(Records from a collection)
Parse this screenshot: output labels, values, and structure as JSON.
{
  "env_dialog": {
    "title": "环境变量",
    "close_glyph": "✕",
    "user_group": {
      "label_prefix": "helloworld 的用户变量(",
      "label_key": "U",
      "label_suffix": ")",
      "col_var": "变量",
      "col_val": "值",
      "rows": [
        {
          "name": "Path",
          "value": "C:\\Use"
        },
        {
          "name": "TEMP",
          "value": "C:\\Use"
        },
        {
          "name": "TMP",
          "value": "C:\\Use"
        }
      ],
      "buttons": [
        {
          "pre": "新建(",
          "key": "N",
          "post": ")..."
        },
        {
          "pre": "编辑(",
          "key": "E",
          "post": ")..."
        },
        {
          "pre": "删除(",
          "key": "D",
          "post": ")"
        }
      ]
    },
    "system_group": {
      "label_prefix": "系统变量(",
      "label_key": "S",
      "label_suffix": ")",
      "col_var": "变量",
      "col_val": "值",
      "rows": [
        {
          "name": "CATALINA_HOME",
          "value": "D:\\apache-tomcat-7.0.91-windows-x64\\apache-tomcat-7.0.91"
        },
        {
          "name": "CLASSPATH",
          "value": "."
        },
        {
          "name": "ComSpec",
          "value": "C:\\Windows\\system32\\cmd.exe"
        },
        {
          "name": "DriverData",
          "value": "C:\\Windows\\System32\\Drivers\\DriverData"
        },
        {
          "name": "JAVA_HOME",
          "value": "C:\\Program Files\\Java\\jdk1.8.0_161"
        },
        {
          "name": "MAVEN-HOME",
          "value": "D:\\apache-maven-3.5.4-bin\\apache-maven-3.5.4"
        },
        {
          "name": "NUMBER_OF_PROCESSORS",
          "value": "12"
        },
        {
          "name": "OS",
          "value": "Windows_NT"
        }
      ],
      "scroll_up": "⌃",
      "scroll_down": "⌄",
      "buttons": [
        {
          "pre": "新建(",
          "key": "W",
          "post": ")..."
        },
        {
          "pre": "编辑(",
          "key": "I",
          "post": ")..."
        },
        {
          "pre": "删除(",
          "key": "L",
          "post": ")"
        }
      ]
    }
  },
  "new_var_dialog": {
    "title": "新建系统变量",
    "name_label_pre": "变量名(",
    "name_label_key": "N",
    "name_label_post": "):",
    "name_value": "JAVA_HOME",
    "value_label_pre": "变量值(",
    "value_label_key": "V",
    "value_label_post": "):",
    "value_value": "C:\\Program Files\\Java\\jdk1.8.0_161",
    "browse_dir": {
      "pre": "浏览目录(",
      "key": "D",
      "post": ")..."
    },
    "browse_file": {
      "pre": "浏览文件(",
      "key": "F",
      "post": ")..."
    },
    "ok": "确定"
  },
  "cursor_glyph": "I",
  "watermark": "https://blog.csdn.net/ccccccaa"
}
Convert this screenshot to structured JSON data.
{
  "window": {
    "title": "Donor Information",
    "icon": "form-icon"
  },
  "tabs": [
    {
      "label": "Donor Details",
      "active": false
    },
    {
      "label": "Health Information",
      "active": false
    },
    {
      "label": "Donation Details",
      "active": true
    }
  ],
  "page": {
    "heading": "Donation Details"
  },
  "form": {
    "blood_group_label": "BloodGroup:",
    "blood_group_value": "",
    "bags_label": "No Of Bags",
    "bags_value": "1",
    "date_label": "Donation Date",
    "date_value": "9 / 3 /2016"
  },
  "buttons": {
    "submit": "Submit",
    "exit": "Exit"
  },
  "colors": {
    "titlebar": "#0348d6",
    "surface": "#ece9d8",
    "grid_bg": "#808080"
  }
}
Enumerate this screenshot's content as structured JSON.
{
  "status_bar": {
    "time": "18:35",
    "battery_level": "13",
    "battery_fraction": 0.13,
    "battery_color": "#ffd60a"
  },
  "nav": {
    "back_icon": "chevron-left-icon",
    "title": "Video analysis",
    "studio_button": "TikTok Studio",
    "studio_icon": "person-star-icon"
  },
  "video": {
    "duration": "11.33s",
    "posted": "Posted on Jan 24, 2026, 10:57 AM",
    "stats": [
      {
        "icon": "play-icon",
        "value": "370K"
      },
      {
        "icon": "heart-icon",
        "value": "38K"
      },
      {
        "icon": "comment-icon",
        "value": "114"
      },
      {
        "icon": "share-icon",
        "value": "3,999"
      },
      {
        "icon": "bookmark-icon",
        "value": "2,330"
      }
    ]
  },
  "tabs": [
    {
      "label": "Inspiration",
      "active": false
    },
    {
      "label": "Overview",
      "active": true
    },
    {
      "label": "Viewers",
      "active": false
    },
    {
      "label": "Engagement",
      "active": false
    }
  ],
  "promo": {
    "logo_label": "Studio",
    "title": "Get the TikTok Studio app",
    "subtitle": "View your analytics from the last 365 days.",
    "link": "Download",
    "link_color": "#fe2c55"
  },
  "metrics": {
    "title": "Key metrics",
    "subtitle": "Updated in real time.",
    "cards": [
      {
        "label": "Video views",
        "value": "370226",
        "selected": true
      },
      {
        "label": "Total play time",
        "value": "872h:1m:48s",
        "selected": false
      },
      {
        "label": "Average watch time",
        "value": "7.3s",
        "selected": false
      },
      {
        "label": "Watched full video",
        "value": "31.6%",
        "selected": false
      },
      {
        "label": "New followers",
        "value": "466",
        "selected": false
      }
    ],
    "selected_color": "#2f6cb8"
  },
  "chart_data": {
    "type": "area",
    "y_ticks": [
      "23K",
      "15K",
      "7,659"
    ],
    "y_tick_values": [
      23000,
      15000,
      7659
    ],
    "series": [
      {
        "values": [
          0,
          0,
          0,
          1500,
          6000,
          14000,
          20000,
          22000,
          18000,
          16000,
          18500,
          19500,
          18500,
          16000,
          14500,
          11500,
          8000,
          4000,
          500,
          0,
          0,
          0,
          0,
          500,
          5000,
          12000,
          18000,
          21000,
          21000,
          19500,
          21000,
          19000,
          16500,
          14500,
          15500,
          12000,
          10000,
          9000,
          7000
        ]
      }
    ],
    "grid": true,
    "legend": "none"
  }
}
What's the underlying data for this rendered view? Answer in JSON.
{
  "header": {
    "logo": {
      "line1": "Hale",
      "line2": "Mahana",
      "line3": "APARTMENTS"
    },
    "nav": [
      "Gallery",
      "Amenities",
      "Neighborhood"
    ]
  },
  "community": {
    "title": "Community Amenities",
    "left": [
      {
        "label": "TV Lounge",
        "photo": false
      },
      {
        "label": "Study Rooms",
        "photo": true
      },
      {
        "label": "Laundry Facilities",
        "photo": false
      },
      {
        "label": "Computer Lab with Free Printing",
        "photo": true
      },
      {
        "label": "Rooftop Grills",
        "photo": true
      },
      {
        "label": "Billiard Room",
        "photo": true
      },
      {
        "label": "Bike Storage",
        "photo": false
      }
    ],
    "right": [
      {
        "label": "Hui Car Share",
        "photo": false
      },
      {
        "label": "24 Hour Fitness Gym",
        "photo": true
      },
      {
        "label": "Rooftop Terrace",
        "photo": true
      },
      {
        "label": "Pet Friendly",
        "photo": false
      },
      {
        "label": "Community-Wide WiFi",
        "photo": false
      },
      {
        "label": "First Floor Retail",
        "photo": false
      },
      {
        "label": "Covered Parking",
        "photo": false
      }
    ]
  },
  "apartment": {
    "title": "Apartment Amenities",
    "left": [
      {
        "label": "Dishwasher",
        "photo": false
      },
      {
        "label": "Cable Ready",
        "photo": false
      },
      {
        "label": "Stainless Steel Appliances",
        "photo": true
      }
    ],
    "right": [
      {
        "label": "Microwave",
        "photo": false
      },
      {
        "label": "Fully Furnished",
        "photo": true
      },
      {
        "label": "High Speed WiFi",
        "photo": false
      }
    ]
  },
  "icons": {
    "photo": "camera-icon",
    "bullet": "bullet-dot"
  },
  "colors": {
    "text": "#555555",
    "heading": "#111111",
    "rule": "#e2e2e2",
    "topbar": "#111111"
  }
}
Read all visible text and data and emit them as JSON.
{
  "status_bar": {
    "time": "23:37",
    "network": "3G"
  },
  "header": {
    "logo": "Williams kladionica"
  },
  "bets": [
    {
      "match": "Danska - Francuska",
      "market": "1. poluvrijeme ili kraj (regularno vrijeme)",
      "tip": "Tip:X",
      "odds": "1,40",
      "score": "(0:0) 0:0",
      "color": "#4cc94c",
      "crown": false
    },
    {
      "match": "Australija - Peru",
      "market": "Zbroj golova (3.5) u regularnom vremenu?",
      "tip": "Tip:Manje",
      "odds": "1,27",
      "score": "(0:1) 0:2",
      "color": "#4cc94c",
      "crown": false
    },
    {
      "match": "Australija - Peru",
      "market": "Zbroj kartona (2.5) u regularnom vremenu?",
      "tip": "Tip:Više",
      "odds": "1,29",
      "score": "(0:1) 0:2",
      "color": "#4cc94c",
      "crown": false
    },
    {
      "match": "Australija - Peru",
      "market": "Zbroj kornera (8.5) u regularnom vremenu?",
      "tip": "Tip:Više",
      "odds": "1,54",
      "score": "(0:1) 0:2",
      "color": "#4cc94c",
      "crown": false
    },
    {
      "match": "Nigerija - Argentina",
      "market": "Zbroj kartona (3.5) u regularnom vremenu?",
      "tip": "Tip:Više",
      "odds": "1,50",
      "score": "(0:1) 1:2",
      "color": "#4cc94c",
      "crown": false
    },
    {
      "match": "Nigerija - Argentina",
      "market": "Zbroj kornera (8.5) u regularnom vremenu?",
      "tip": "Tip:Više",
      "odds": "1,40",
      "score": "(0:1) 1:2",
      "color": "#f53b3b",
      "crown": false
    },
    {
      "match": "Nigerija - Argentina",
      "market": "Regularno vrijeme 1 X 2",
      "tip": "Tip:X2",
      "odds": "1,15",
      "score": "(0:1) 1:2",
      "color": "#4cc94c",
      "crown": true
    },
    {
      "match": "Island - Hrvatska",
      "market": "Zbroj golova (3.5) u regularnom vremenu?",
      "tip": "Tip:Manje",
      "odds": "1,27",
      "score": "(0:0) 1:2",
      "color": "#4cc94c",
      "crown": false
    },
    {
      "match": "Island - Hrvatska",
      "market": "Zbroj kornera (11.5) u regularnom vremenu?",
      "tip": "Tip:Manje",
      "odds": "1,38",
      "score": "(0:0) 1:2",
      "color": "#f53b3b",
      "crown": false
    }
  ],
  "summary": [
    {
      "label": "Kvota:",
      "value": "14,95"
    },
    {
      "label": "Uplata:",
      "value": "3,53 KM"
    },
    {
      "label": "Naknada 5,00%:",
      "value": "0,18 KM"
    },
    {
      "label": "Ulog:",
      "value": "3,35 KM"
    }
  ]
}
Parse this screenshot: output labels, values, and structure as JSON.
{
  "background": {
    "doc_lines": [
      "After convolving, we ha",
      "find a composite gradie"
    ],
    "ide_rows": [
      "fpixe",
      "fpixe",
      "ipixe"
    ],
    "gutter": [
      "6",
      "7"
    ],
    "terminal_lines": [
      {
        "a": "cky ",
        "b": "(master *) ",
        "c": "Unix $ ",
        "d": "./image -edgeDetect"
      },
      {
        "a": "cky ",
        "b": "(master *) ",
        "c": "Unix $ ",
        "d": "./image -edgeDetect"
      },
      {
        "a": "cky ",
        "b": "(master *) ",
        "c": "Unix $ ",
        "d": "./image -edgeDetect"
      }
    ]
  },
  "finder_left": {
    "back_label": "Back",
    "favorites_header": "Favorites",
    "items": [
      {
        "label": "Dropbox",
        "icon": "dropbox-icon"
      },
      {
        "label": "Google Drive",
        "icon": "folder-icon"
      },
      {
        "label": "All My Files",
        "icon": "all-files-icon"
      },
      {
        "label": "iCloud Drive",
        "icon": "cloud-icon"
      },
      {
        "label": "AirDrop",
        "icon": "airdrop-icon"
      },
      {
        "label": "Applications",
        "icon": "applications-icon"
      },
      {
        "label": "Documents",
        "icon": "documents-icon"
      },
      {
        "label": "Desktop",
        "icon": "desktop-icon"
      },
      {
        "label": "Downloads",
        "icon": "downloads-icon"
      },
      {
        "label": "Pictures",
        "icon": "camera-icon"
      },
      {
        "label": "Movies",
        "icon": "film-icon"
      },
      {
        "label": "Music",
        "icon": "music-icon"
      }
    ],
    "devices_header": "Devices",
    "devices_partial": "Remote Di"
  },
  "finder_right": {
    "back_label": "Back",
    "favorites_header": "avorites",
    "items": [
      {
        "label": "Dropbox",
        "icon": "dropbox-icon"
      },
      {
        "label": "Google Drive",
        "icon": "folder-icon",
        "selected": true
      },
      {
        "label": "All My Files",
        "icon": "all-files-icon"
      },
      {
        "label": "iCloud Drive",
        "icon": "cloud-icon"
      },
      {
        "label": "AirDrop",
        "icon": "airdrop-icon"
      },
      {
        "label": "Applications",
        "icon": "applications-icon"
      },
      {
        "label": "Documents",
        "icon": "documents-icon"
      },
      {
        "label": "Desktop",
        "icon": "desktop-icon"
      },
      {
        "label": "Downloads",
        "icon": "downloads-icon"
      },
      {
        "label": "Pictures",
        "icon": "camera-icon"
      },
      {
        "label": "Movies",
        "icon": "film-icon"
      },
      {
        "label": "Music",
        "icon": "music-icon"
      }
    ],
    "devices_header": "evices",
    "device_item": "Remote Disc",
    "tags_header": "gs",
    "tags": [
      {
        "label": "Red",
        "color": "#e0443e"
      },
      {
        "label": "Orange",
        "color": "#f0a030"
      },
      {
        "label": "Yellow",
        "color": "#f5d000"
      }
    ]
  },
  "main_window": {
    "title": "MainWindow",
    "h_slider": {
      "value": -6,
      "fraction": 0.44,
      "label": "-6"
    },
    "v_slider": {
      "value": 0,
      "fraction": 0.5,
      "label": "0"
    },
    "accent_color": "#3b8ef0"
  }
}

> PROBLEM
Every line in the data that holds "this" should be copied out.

> TASK OUTPUT
Parse this screenshot: output labels, values, and structure as JSON.
Convert this screenshot to structured JSON data.
Enumerate this screenshot's content as structured JSON.
What's the underlying data for this rendered view? Answer in JSON.
Parse this screenshot: output labels, values, and structure as JSON.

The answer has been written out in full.